Data items
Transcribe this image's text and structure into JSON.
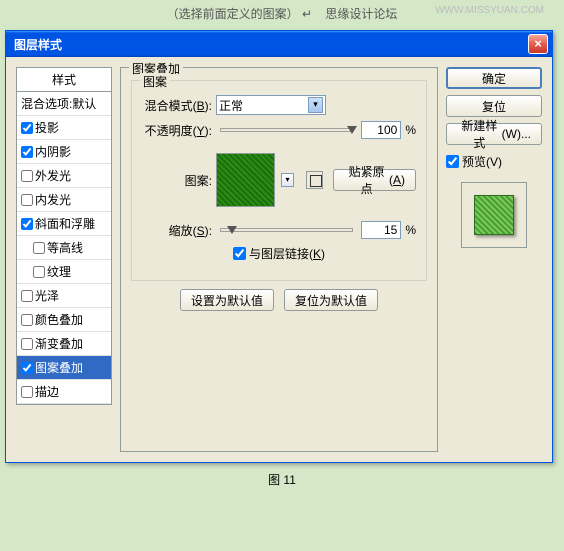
{
  "header": {
    "note": "（选择前面定义的图案）",
    "arrow": "↵",
    "forum": "思缘设计论坛",
    "watermark": "WWW.MISSYUAN.COM"
  },
  "dialog": {
    "title": "图层样式"
  },
  "styles": {
    "header": "样式",
    "blendDefault": "混合选项:默认",
    "items": [
      {
        "label": "投影",
        "checked": true,
        "indent": false
      },
      {
        "label": "内阴影",
        "checked": true,
        "indent": false
      },
      {
        "label": "外发光",
        "checked": false,
        "indent": false
      },
      {
        "label": "内发光",
        "checked": false,
        "indent": false
      },
      {
        "label": "斜面和浮雕",
        "checked": true,
        "indent": false
      },
      {
        "label": "等高线",
        "checked": false,
        "indent": true
      },
      {
        "label": "纹理",
        "checked": false,
        "indent": true
      },
      {
        "label": "光泽",
        "checked": false,
        "indent": false
      },
      {
        "label": "颜色叠加",
        "checked": false,
        "indent": false
      },
      {
        "label": "渐变叠加",
        "checked": false,
        "indent": false
      },
      {
        "label": "图案叠加",
        "checked": true,
        "indent": false,
        "selected": true
      },
      {
        "label": "描边",
        "checked": false,
        "indent": false
      }
    ]
  },
  "overlay": {
    "groupTitle": "图案叠加",
    "sectionTitle": "图案",
    "blendModeLabel": "混合模式",
    "blendModeKey": "B",
    "blendModeValue": "正常",
    "opacityLabel": "不透明度",
    "opacityKey": "Y",
    "opacityValue": "100",
    "opacityUnit": "%",
    "patternLabel": "图案:",
    "snapLabel": "贴紧原点",
    "snapKey": "A",
    "scaleLabel": "缩放",
    "scaleKey": "S",
    "scaleValue": "15",
    "scaleUnit": "%",
    "linkLabel": "与图层链接",
    "linkKey": "K",
    "setDefault": "设置为默认值",
    "resetDefault": "复位为默认值"
  },
  "buttons": {
    "ok": "确定",
    "cancel": "复位",
    "newStyle": "新建样式",
    "newStyleKey": "W",
    "newStyleSuffix": "...",
    "preview": "预览",
    "previewKey": "V"
  },
  "caption": "图 11"
}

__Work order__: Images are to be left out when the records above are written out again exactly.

__Expected answer__:
Transcribe this image's text and structure into JSON.
{
  "header": {
    "note": "（选择前面定义的图案）",
    "arrow": "↵",
    "forum": "思缘设计论坛",
    "watermark": "WWW.MISSYUAN.COM"
  },
  "dialog": {
    "title": "图层样式"
  },
  "styles": {
    "header": "样式",
    "blendDefault": "混合选项:默认",
    "items": [
      {
        "label": "投影",
        "checked": true,
        "indent": false
      },
      {
        "label": "内阴影",
        "checked": true,
        "indent": false
      },
      {
        "label": "外发光",
        "checked": false,
        "indent": false
      },
      {
        "label": "内发光",
        "checked": false,
        "indent": false
      },
      {
        "label": "斜面和浮雕",
        "checked": true,
        "indent": false
      },
      {
        "label": "等高线",
        "checked": false,
        "indent": true
      },
      {
        "label": "纹理",
        "checked": false,
        "indent": true
      },
      {
        "label": "光泽",
        "checked": false,
        "indent": false
      },
      {
        "label": "颜色叠加",
        "checked": false,
        "indent": false
      },
      {
        "label": "渐变叠加",
        "checked": false,
        "indent": false
      },
      {
        "label": "图案叠加",
        "checked": true,
        "indent": false,
        "selected": true
      },
      {
        "label": "描边",
        "checked": false,
        "indent": false
      }
    ]
  },
  "overlay": {
    "groupTitle": "图案叠加",
    "sectionTitle": "图案",
    "blendModeLabel": "混合模式",
    "blendModeKey": "B",
    "blendModeValue": "正常",
    "opacityLabel": "不透明度",
    "opacityKey": "Y",
    "opacityValue": "100",
    "opacityUnit": "%",
    "patternLabel": "图案:",
    "snapLabel": "贴紧原点",
    "snapKey": "A",
    "scaleLabel": "缩放",
    "scaleKey": "S",
    "scaleValue": "15",
    "scaleUnit": "%",
    "linkLabel": "与图层链接",
    "linkKey": "K",
    "setDefault": "设置为默认值",
    "resetDefault": "复位为默认值"
  },
  "buttons": {
    "ok": "确定",
    "cancel": "复位",
    "newStyle": "新建样式",
    "newStyleKey": "W",
    "newStyleSuffix": "...",
    "preview": "预览",
    "previewKey": "V"
  },
  "caption": "图 11"
}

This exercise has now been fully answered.